If you choose not to register trademarks now, then at some stage in the future you may be forced to prove “prior use” and/or “passing off” as per the Trade Practices Act 1974, and engage a trademark attorney to defend or protect your interests.

Should I use the registered ® symbol or trademark ™ symbol?

You can simply include TM or ™ when you wish to claim trademark rights, regardless of whether your trademark is registered or not. If your trademark is registered, then you may use the registration symbol ®. It is however vital that you:

  • DO NOT use the registered ® symbol if your trademark application is pending
  • DO NOT use the registered ® symbol if your trademark registration expires
    (this can be important if your stock, packaging or promo material includes the symbol)
  • DO NOT use the registered ® symbol for goods and/or services which aren’t listed in your trademark registration
  • DO NOT use the registered ® symbol in a country in which you’re not registered (this might mean that you only use ™ on packaging, products or promotional material if sold or promoted in another country).
  • BE WARY of trademarks in other countries. If you’re selling in another country then you might want to apply for the trademark there. You also need to ensure you’re not infringing someone else’s trademark (especially if you sell online).

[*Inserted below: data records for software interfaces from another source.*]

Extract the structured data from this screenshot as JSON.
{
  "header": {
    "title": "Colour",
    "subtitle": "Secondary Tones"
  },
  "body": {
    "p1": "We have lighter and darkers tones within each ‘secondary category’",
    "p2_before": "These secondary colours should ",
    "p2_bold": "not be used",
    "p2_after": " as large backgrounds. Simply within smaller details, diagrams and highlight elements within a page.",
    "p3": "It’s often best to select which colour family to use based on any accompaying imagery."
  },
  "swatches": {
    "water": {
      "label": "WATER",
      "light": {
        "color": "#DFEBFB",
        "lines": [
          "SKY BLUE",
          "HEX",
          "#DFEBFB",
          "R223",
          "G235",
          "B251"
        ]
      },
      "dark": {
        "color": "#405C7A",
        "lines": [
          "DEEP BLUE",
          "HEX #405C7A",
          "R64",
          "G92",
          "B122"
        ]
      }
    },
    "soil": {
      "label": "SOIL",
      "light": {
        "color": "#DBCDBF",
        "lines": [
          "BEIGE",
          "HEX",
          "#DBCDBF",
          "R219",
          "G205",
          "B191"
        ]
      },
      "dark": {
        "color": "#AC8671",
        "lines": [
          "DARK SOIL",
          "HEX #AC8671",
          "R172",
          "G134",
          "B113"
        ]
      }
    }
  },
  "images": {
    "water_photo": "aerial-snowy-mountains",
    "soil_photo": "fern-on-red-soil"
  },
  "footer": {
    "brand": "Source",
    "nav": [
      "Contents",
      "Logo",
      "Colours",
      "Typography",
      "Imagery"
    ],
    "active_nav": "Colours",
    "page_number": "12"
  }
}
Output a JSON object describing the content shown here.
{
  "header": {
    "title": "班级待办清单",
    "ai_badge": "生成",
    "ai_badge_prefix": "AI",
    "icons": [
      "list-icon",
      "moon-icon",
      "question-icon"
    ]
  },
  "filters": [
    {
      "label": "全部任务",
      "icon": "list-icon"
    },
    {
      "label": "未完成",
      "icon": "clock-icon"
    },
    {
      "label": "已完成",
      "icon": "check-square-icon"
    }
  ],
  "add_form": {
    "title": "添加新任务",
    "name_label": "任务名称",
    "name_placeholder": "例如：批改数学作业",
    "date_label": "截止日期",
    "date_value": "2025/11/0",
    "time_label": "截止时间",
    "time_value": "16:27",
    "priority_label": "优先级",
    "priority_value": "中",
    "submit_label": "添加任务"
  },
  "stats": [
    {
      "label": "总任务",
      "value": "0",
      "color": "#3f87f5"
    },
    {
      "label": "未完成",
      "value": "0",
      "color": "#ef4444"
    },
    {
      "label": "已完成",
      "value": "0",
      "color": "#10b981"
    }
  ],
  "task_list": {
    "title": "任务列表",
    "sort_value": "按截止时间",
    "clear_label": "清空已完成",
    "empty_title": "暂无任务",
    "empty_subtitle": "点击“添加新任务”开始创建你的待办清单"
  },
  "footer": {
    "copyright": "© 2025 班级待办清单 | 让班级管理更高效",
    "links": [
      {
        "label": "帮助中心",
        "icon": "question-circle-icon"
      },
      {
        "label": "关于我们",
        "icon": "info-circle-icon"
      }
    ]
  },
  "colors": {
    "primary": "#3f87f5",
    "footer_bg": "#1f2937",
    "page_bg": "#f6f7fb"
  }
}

Registering a trademark

First of all, you need something worth protecting. We can help you work-out if your existing business name, brand names, slogans or packaging are able to be trademarked, and are worth trademarking.

Similarly, we can design a trade mark for you, which is worth protecting.

If you require detailed trade mark, design registration, patent advice and/or legal advice, then we’ll be happy to refer you to patent attorneys & trademark lawyers. Let us know what you require, and we’ll refer you to a patent or trademark attorney that we know AND trust.

If you’re successful in obtaining the trade mark without adverse reports or objections, then it typically takes about 7 months in Australia.

Is my trademark worth protecting?

In order to warrant protecting something, it needs to be valuable to start with. And you might already have something valuable and don’t know it. Or you might not be aware that it needs to be protected.

  • If you’ve used a reputable designer and marketing firm, then you should have something worth protecting (phrases, company names, business name or graphics).
  • Even your business name or product names might be worth protecting.

Are you starting a new business, launching a new brand, product or service?

Are you wanting to protect your existing business, brand, product or service?

Have you trademarked:

  • your business or company name
  • your product names
  • your slogans or key phrases
  • your key graphics
  • specific smells or colours

Contact Creative Passion® for help with the design of a trademark.